What to work on
How many lines of the data contain the string "Getting"? Write the number and nothing more.

---

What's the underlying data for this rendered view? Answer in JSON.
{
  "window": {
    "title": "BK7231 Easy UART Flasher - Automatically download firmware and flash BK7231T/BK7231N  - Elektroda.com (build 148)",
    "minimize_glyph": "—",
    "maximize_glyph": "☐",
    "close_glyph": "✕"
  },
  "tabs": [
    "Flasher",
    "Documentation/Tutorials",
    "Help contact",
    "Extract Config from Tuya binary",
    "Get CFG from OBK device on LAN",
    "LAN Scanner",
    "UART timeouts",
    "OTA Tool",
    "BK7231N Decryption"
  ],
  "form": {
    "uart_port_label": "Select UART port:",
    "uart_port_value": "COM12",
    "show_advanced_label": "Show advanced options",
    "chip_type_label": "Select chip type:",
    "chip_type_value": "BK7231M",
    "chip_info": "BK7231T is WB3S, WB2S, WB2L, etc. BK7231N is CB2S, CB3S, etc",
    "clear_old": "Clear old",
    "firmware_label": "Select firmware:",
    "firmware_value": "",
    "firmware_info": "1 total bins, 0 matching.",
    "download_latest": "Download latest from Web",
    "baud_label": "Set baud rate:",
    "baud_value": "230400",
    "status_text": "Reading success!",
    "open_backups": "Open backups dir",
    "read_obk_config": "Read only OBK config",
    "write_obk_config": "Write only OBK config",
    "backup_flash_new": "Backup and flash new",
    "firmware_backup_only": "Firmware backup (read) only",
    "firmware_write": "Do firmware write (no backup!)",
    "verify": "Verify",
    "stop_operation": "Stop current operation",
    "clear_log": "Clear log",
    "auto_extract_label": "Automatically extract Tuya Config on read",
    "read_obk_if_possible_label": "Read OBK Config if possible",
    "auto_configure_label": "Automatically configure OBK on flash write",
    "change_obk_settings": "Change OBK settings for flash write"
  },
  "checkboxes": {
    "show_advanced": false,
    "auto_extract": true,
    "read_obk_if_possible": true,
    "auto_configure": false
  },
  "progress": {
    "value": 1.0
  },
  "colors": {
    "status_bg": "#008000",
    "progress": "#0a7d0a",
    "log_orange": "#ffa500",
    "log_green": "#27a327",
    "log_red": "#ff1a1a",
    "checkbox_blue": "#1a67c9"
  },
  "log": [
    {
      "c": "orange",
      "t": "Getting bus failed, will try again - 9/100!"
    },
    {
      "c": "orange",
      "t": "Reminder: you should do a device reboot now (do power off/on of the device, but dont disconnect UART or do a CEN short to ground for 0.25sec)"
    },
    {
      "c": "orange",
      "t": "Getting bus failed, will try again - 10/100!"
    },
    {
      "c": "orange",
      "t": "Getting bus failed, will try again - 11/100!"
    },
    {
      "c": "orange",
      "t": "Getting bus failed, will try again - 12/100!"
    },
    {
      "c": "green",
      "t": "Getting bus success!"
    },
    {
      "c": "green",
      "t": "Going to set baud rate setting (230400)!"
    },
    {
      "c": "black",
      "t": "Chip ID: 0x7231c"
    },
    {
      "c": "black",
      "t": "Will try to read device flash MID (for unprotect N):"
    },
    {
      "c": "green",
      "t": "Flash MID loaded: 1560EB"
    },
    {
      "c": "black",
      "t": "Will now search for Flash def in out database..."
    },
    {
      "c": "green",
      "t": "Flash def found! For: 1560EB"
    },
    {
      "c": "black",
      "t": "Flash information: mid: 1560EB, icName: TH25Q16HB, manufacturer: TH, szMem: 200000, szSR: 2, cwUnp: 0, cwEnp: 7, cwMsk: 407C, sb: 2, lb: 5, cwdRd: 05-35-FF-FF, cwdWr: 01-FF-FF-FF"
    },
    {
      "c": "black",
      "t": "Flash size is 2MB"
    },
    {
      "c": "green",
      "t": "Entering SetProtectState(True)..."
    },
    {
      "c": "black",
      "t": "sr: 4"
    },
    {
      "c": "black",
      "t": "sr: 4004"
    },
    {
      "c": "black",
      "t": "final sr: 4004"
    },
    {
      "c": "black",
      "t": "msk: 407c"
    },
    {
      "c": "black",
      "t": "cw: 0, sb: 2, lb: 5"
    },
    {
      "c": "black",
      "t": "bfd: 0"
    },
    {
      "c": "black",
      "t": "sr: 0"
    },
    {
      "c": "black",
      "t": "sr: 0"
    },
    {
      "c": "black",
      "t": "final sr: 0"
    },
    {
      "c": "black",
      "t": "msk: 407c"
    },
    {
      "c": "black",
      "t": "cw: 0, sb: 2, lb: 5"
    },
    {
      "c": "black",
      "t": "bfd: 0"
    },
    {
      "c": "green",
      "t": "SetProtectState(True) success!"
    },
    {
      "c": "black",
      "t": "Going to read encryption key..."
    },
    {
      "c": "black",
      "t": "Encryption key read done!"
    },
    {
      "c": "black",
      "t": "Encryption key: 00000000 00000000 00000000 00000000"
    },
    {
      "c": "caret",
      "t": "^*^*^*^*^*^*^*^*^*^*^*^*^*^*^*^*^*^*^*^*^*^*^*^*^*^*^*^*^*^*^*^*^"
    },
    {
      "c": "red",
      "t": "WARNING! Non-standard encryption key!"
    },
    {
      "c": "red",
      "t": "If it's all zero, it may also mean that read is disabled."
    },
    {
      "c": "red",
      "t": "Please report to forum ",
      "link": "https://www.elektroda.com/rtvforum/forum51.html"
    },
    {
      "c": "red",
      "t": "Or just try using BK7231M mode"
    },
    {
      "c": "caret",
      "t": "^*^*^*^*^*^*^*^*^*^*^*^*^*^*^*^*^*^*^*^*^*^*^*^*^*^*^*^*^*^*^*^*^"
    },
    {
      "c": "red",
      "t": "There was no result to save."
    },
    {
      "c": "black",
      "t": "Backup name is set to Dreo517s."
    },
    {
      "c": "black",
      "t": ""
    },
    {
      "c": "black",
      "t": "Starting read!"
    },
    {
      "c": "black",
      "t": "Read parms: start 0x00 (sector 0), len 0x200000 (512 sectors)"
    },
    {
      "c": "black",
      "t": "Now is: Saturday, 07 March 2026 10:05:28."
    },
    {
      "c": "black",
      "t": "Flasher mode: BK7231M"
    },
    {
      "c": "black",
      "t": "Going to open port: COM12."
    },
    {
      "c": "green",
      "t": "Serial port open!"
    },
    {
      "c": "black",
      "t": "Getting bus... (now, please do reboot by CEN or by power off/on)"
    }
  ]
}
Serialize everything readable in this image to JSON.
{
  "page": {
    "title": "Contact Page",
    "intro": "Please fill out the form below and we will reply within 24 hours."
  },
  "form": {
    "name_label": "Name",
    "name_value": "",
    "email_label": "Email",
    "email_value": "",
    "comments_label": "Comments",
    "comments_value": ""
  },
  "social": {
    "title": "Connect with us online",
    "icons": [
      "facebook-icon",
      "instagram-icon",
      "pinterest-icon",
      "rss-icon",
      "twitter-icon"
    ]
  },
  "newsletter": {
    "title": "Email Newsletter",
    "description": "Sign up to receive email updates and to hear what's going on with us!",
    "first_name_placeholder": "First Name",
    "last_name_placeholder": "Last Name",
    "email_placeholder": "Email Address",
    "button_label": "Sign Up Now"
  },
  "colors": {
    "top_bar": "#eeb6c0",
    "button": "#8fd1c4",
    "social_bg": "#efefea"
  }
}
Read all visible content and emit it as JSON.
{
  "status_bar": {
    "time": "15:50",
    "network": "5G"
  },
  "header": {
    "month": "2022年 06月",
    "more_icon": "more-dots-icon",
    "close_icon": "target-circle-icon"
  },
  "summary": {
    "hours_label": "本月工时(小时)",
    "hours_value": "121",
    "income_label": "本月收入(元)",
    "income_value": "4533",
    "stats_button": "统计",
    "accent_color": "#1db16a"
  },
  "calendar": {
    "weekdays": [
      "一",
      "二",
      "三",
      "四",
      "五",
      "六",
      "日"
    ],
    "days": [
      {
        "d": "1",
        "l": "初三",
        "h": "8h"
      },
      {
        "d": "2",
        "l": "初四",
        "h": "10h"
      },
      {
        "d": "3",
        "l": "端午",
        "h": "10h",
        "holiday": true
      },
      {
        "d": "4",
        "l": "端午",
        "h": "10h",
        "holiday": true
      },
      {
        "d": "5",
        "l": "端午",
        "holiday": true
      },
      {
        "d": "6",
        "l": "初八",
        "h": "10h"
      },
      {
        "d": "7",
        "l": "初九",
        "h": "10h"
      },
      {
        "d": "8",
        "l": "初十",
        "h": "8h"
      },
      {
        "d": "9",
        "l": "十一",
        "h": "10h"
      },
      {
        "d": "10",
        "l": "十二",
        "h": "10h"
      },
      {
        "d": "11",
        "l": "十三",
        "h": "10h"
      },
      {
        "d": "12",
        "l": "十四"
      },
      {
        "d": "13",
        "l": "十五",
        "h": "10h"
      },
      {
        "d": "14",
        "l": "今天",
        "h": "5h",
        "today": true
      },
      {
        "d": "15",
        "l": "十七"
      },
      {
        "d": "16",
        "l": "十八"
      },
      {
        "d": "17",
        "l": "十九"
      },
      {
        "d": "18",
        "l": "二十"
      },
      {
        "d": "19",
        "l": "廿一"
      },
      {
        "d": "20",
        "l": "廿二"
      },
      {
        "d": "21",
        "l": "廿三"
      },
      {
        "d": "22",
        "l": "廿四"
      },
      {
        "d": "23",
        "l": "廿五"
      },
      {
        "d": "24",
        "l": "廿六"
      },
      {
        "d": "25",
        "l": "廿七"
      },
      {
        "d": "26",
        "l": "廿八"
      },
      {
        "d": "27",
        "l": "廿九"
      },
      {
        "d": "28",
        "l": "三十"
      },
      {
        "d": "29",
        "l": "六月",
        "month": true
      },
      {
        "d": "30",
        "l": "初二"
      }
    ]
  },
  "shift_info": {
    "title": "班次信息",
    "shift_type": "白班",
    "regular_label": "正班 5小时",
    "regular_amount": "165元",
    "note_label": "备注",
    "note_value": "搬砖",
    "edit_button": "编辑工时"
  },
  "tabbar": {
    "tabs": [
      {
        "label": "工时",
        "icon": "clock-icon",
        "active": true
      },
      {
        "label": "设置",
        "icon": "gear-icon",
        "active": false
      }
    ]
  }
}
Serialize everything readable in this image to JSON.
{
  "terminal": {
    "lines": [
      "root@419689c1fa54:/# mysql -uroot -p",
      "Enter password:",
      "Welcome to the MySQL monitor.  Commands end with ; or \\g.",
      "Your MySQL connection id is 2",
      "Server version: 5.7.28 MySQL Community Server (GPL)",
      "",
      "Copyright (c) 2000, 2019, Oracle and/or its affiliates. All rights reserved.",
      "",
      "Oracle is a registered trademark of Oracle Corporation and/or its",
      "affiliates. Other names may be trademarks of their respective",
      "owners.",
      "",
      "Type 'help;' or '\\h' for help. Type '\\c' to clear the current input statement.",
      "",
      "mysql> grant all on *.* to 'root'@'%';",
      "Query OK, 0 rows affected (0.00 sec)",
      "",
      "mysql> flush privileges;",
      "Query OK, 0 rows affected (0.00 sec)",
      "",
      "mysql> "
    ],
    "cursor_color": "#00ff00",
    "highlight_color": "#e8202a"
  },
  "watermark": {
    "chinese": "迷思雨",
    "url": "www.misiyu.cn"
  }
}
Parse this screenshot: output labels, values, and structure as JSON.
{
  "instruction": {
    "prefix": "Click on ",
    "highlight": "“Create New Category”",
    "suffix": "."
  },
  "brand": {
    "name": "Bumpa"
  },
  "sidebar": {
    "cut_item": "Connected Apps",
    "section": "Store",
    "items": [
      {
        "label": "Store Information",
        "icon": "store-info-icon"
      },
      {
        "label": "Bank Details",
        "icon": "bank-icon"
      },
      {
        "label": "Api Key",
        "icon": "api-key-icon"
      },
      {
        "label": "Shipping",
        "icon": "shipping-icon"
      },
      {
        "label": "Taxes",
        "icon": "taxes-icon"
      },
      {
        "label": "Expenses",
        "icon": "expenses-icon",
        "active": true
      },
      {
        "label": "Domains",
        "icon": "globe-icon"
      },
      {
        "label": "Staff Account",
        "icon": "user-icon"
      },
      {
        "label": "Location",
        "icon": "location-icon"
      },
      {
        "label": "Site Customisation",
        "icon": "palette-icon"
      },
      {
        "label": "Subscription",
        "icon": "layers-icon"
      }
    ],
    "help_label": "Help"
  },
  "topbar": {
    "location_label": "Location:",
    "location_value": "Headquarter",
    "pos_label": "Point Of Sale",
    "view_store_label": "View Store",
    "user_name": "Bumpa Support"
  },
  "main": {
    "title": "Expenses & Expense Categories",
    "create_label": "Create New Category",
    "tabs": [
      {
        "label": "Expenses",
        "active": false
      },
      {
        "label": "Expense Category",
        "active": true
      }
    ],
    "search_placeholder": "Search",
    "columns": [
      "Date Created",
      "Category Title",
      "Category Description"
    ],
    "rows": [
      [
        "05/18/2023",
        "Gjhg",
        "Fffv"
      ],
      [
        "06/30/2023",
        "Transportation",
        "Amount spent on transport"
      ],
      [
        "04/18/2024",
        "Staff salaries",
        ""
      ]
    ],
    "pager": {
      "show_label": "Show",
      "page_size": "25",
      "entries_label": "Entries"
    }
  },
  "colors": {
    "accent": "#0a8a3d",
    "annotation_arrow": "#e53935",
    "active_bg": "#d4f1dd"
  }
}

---

Exercise result
6